By Hailinel 63 Comments
I'm sure that, given their obvious similarities, comparisons have already been drawn between Asura, the rage-fueled protagonist of Asura's Wrath, and Kratos, the rage-fueled protagonist of the God of War series. But even with that being the case, I felt the urge to add my own views to the argument. Namely, that in terms of their characterizations and despite their similarities, Asura is the better, more realized of the two, even taking into account that Kratos has had more games in which to develop.
Warning! The rest of this article is scattered with spoilery references to things that happen in Asura's Wrath. If you care at all to experience the game for yourself, don't read any further!
Despite that advantage, Kratos's characterization exists more or less on a downward slope. The first God of War is a tale of revenge and redemption as Kratos makes up for being tricked into murdering his own wife and child. But then the sequels only serve to regress him. He becomes less a tragic hero or antihero, and more just straight-up petulant, like an angry teenager. He goes about murdering everything in his path with very few exceptions, and falls into the trap of being more or less defined by his thirst for slaughter above all else, with a side of sex minigames.
You know, because he's supposed to be a badass.
Asura, on the other hand, is a more sympathetic figure. Whereas Kratos's thirst for revenge came from, in general, being a violent fool that pleaded to Ares for power and became a zealot, leading to his family's deaths, Asura is never under any such delusions. From the outset, he's a pawn in a coup enacted by his comrades, framed for the murder of the emperor, and branded a traitor. Further, his wife is killed and his daughter is kidnapped not because of anything he does, but because of the villain's overarching scheme.
As for the nature of their ever-present rage, I've noted before that Kratos's anger, which is at first justifiable toward Ares, grows petulant over time. There's little about it that serves him, other than being his one definable emotional trait. On the other hand, Asura's rage is innate because of his demigod powers. His Mantra is empowered by his fury, but even when he's at his most volatile, he doesn't just lash out at anyone and everyone. Asura saves his wrath only for those that are his enemies, while Kratos would likely stab an innocent to death, and then rip the poor soul's head off, for merely standing between him and Zeus's throne room.

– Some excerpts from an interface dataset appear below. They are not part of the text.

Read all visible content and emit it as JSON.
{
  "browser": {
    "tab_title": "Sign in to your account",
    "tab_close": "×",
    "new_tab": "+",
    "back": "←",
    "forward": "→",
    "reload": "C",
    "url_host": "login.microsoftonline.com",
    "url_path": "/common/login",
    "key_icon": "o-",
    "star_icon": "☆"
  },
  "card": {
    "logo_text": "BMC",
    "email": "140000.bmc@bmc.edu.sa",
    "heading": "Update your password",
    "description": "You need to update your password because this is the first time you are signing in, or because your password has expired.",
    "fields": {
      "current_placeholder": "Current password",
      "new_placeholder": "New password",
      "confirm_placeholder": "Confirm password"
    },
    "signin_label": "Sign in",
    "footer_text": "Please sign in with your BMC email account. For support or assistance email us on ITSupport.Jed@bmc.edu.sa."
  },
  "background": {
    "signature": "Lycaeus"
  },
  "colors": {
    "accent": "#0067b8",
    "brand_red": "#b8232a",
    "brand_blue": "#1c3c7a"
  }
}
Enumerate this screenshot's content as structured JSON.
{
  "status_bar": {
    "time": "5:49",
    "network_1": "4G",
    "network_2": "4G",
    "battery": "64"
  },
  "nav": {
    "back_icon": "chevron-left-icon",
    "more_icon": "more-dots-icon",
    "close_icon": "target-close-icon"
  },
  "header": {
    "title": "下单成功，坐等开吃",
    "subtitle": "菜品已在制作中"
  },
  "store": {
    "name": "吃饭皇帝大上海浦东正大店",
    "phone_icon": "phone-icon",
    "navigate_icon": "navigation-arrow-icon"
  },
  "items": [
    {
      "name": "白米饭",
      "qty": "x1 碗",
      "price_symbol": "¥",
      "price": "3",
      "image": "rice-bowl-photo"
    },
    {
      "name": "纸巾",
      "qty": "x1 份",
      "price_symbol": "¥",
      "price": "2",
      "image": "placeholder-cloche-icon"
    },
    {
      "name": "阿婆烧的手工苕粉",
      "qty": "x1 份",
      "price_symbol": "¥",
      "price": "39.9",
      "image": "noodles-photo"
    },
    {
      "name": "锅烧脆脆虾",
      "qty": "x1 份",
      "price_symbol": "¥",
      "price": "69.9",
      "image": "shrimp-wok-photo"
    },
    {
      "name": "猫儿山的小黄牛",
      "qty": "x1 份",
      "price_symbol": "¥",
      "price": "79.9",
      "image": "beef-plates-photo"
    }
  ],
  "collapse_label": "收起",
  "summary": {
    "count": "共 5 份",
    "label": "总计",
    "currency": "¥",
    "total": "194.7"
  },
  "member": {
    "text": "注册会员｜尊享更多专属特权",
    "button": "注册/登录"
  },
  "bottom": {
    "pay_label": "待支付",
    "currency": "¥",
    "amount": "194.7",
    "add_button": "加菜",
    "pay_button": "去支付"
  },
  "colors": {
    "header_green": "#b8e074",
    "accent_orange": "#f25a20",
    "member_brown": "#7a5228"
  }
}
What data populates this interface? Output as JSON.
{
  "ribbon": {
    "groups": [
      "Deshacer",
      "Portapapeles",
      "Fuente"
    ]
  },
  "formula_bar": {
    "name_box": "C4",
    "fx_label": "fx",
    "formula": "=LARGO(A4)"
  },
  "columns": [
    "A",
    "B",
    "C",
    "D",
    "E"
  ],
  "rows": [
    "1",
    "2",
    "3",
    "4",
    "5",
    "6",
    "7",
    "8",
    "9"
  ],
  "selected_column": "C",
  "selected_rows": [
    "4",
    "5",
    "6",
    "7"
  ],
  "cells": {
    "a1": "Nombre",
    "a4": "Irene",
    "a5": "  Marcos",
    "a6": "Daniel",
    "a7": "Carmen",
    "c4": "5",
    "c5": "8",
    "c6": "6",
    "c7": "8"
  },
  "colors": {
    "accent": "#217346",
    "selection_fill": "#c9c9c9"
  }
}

And as for their sexuality, there comes a point in Asura's Wrath that almost seems like it's there to make fun of Kratos's conquesting libido. One of the game's chapters is spent relaxing in a hot spring at the behest of Asura's mentor, Augus. While in the spring, Asura is waited on by a scantily clad, busty beauty. There are even several humorous trophies/achievements linked to this portion of the game, such as one for ogling the attendant's assets. But if the player decides to allow Asura to indulge in too much booze, he can enter Burst mode, at which point he'll get frisky with the lady.
Then he gets shot down in hilarious fashion. No boobies or ridiculous sex minigames for you, buddy. I'd actually prefer it if God of War had this sense of humor; the sort that's willing to put the protagonist in a depreciating scenario of humiliation.
But to get back on track, over all, Asura, despite his anger and his furious ability to do battle with a giant space Buddha, is a man of compassion. Against forces that have absolutely no qualm in killing countless humans, he's the only demigod that comes to understand how idiotic and cruel their scheme is, despite his former allies' belief that they're working toward a greater good. During the entire course of the game, the one thing that sets him off the most isn't some perceived slight against him, it's witnessing the death of a human girl that looks like his daughter; the only human in the game that refuses to accept these mass slaughters as some sort of gift from the gods, and who sympathizes with Asura's desire for revenge. He learns how to channel his rage so that it doesn't consume him; so that he can still look his daughter in the eyes when all is said and done. That's not something that I think Kratos would ever be capable of. Not when his last act of God of War III is to (supposedly) kill himself just to spite the one remaining goddess of Olympus that was in any way his ally.
Asura may be a very melodramatic character (a natural tendency, given the styles of anime that Asura's Wrath is meant to evoke), but in the end, his journey is a far more satisfying one than Kratos's. Where Kratos embarks on what becomes little more than a juvenile power fantasy, Asura's tale is one that features more emotional weight that feels heartfelt. And for that reason, I would much prefer to see an Asura's Wrath II, complete with its crazy mix of cinematics, quick-time events and action, than another romp with Kratos.